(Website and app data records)
········

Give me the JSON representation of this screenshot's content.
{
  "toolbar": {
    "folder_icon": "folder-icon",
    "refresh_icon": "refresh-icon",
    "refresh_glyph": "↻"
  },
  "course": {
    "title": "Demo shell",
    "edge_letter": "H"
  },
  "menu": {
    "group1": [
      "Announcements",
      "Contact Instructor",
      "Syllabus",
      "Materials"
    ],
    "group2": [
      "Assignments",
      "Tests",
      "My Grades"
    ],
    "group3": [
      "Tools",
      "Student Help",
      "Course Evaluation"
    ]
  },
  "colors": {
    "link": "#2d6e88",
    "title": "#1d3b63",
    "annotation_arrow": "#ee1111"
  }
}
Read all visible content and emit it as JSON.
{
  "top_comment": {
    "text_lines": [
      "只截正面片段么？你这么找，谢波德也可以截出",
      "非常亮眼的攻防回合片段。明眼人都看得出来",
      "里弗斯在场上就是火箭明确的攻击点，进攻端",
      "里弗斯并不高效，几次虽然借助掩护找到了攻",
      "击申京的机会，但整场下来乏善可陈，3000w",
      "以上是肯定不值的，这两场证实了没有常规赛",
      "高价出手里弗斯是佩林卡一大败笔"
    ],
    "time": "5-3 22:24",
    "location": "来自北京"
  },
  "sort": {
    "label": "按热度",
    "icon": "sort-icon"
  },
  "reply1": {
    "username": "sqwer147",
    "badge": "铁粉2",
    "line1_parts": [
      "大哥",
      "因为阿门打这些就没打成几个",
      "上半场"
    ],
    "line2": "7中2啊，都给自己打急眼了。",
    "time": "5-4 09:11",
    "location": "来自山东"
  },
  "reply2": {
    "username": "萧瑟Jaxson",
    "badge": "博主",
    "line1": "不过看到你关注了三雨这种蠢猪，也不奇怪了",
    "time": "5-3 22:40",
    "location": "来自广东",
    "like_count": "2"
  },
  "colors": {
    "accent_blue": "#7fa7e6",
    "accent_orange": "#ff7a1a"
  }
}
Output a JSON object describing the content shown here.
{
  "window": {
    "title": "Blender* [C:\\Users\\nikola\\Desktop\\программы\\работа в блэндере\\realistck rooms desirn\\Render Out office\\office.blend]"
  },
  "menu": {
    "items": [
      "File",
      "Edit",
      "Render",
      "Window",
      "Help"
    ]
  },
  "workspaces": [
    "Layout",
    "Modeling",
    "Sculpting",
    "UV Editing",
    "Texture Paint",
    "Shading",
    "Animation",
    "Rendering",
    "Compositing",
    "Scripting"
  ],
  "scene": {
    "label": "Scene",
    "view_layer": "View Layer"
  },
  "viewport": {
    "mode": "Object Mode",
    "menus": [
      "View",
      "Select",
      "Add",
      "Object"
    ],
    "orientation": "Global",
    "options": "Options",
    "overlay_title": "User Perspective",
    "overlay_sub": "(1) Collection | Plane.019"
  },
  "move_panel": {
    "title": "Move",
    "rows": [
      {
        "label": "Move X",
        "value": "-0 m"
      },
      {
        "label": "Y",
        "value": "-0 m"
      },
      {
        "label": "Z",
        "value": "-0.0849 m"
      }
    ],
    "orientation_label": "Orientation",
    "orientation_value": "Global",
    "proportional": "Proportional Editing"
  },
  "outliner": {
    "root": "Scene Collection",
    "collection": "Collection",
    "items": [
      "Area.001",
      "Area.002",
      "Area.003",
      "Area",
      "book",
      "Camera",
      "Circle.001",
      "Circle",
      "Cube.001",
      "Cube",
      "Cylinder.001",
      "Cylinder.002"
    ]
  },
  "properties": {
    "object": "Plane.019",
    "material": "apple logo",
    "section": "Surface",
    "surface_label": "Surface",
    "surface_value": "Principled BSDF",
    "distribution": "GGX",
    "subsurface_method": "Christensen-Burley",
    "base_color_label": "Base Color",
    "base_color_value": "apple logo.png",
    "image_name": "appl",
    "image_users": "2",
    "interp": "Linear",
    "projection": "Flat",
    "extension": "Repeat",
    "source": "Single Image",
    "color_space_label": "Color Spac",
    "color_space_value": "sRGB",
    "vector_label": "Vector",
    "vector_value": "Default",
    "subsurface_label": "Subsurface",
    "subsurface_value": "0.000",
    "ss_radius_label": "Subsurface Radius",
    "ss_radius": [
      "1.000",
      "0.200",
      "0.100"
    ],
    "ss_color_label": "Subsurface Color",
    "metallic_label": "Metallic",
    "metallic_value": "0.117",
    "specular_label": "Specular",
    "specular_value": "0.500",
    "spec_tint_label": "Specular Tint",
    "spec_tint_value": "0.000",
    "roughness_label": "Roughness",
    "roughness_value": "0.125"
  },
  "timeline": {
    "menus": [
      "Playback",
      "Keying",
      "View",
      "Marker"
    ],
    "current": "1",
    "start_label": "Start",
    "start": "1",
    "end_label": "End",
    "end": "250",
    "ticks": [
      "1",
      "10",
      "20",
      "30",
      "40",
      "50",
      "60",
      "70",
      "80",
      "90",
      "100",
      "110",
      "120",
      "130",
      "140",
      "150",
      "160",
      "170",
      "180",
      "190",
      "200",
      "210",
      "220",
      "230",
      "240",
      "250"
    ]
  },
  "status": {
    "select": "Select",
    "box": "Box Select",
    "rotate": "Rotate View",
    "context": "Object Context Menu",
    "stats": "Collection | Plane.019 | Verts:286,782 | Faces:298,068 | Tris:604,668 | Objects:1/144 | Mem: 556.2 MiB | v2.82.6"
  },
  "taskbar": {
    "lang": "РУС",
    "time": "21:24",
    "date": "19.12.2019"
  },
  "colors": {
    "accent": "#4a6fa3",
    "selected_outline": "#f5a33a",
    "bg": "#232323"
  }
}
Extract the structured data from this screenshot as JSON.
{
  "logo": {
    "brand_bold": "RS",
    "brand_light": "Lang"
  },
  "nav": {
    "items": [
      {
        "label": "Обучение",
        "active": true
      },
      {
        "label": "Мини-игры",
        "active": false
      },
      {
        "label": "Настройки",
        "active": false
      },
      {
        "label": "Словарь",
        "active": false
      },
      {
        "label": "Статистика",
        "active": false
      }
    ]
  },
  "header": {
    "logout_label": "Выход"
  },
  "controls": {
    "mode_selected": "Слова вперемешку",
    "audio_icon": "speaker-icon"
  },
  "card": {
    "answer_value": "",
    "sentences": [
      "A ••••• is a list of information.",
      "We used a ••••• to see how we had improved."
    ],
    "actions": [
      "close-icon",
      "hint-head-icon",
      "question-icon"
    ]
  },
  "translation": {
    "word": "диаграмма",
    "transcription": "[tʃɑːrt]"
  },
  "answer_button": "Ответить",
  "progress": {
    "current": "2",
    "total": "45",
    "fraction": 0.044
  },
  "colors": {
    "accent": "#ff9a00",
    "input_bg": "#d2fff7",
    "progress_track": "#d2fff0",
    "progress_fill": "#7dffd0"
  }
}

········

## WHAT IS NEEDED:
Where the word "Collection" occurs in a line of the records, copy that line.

## ANSWER:
    "overlay_sub": "(1) Collection | Plane.019"
    "root": "Scene Collection",
    "collection": "Collection",
    "stats": "Collection | Plane.019 | Verts:286,782 | Faces:298,068 | Tris:604,668 | Objects:1/144 | Mem: 556.2 MiB | v2.82.6"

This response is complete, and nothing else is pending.